◆ **Exercise details**: Determine the number of lines in the listing below that hold the word "JSON". Write the number alone.
......
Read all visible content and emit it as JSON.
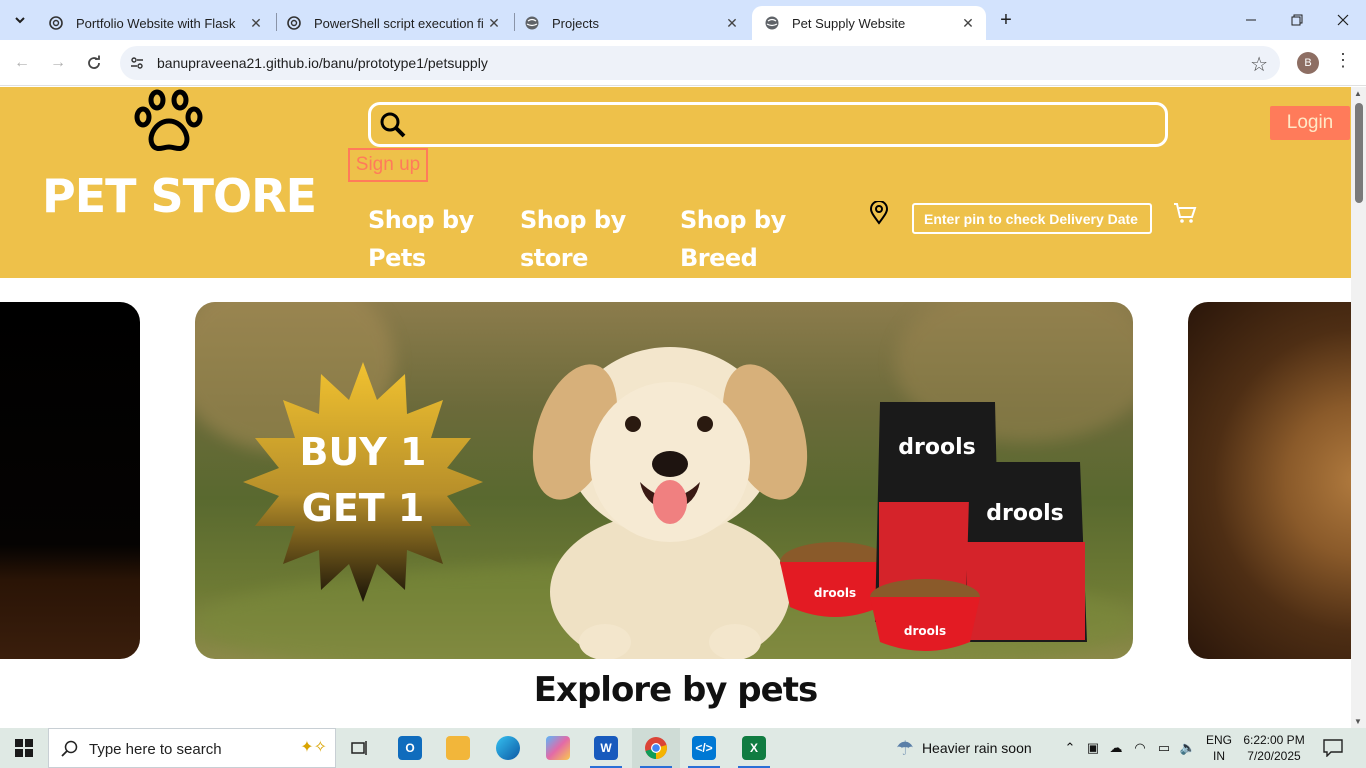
{
  "browser": {
    "tabs": [
      {
        "title": "Portfolio Website with Flask",
        "icon": "chatgpt-icon",
        "active": false
      },
      {
        "title": "PowerShell script execution fix",
        "icon": "chatgpt-icon",
        "active": false
      },
      {
        "title": "Projects",
        "icon": "globe-icon",
        "active": false
      },
      {
        "title": "Pet Supply Website",
        "icon": "globe-icon",
        "active": true
      }
    ],
    "url": "banupraveena21.github.io/banu/prototype1/petsupply",
    "profile_initial": "B"
  },
  "site": {
    "brand": "PET STORE",
    "search_placeholder": "",
    "signup_label": "Sign up",
    "login_label": "Login",
    "nav": [
      {
        "line1": "Shop by",
        "line2": "Pets"
      },
      {
        "line1": "Shop by",
        "line2": "store"
      },
      {
        "line1": "Shop by",
        "line2": "Breed"
      }
    ],
    "pin_placeholder": "Enter pin to check Delivery Date",
    "banner": {
      "offer_line1": "BUY 1",
      "offer_line2": "GET 1",
      "product_brand": "drools"
    },
    "section_title": "Explore by pets",
    "colors": {
      "header": "#eec14a",
      "accent": "#ff7b5a"
    }
  },
  "taskbar": {
    "search_text": "Type here to search",
    "weather": "Heavier rain soon",
    "lang_line1": "ENG",
    "lang_line2": "IN",
    "time": "6:22:00 PM",
    "date": "7/20/2025"
  }
}
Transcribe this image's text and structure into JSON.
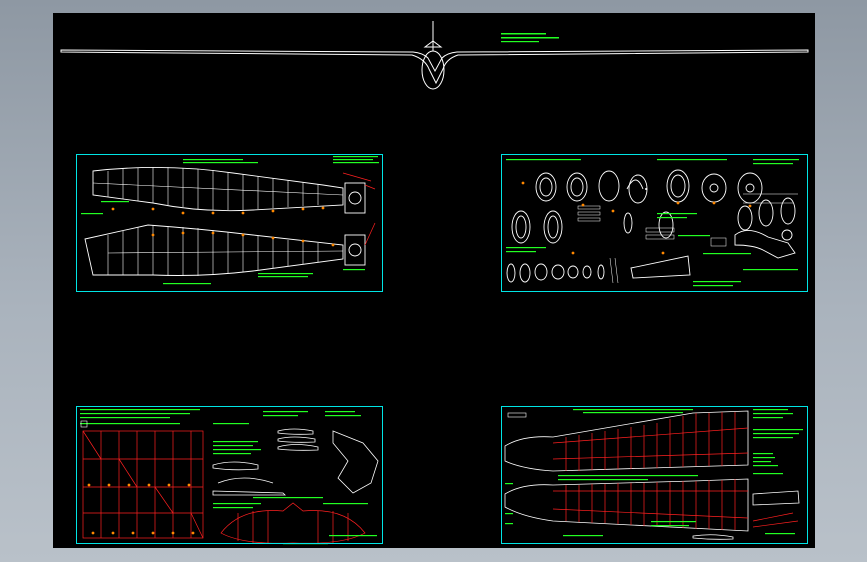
{
  "colors": {
    "background": "#000000",
    "frame_outer": "#a4adb6",
    "sheet_border": "#00e5e5",
    "outline_white": "#ffffff",
    "note_green": "#22ff22",
    "structure_red": "#ff2020",
    "marker_orange": "#ff8800"
  },
  "sheets": [
    {
      "id": "wing-planform",
      "description_icon": "wing-ribs-icon"
    },
    {
      "id": "fuselage-formers",
      "description_icon": "formers-icon"
    },
    {
      "id": "tail-assembly",
      "description_icon": "tail-ribs-icon"
    },
    {
      "id": "wing-panels",
      "description_icon": "wing-panels-icon"
    }
  ]
}
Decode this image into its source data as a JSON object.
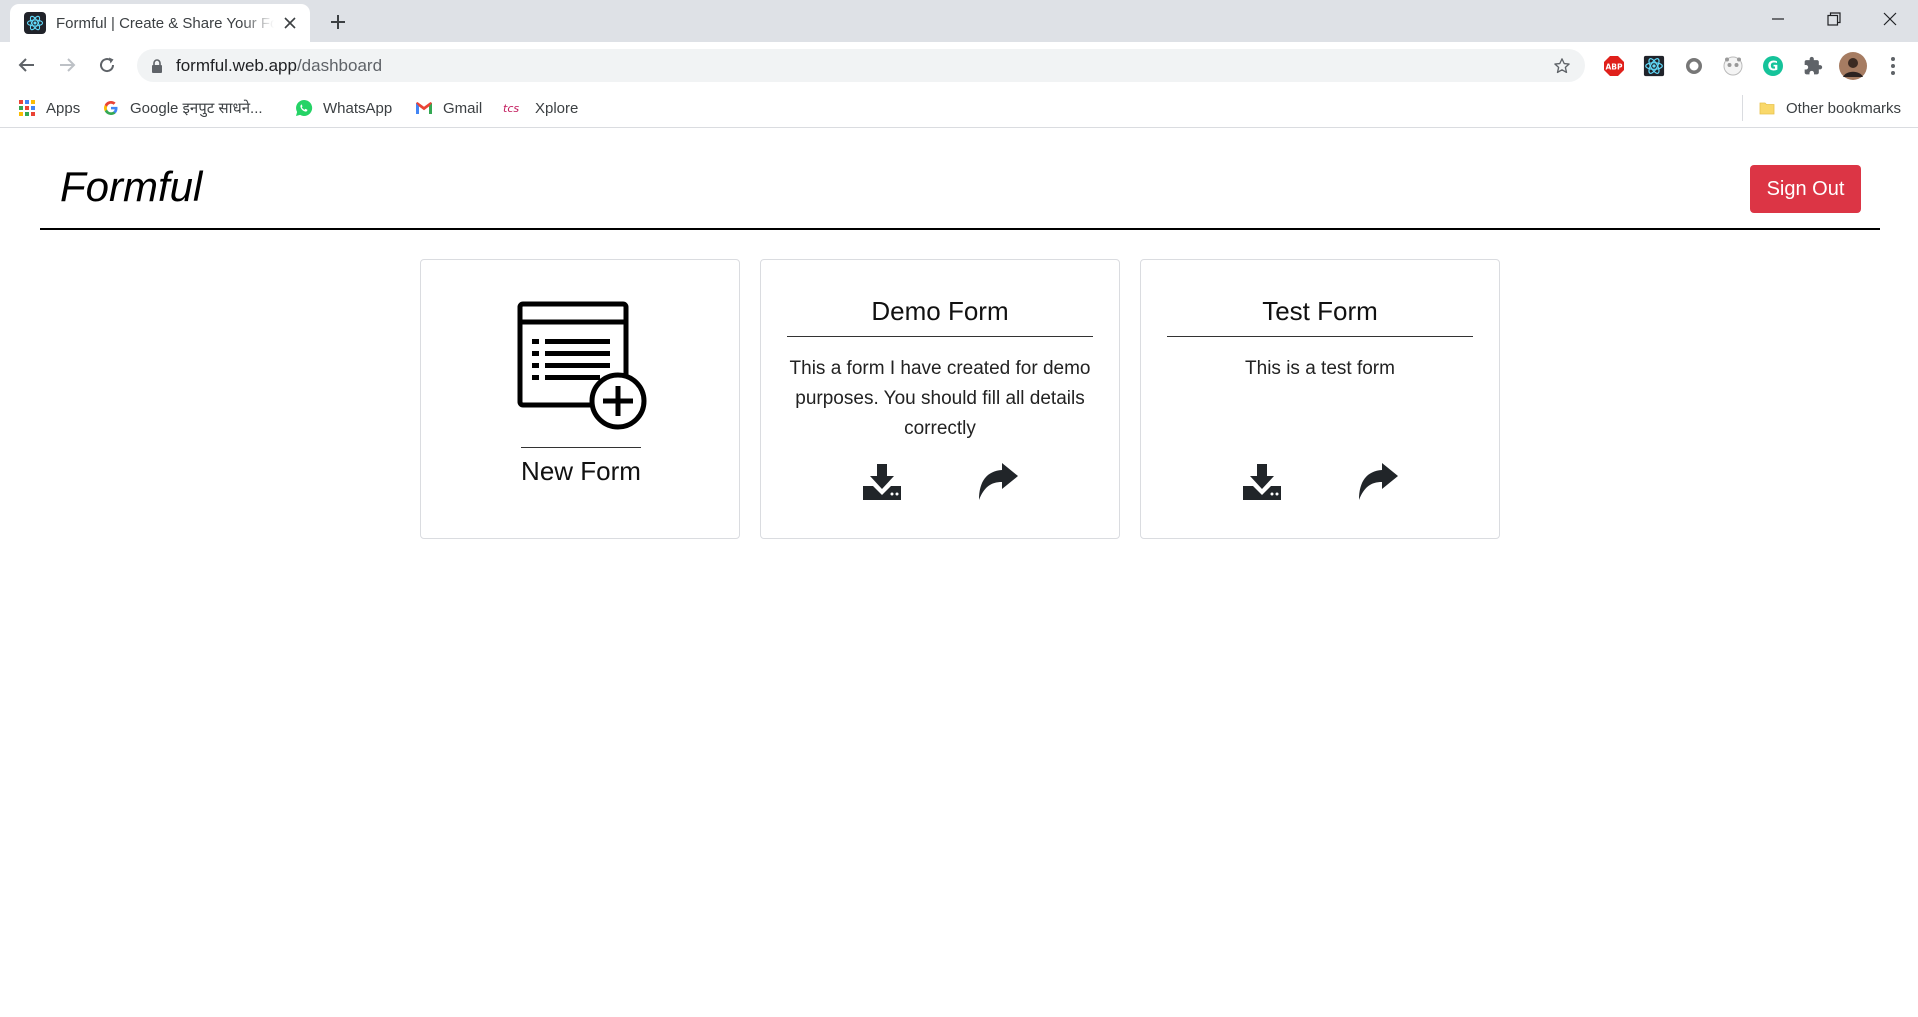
{
  "browser": {
    "tab_title": "Formful | Create & Share Your Forms",
    "url_host": "formful.web.app",
    "url_path": "/dashboard",
    "bookmarks": [
      {
        "label": "Apps",
        "icon": "apps-grid-icon"
      },
      {
        "label": "Google इनपुट साधने...",
        "icon": "google-icon"
      },
      {
        "label": "WhatsApp",
        "icon": "whatsapp-icon"
      },
      {
        "label": "Gmail",
        "icon": "gmail-icon"
      },
      {
        "label": "Xplore",
        "icon": "tcs-icon"
      }
    ],
    "other_bookmarks": "Other bookmarks",
    "extensions": [
      "adblock-plus-icon",
      "react-devtools-icon",
      "circle-extension-icon",
      "panda-extension-icon",
      "grammarly-icon",
      "extensions-puzzle-icon",
      "profile-avatar"
    ],
    "colors": {
      "tabstrip": "#dee1e6",
      "omnibox": "#f1f3f4"
    }
  },
  "app": {
    "brand": "Formful",
    "signout_label": "Sign Out",
    "colors": {
      "signout": "#dc3545"
    }
  },
  "cards": {
    "new_form": {
      "label": "New Form",
      "icon": "new-form-icon"
    },
    "forms": [
      {
        "title": "Demo Form",
        "description": "This a form I have created for demo purposes. You should fill all details correctly",
        "actions": [
          "download-icon",
          "share-icon"
        ]
      },
      {
        "title": "Test Form",
        "description": "This is a test form",
        "actions": [
          "download-icon",
          "share-icon"
        ]
      }
    ]
  }
}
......
◆ **Result**: 3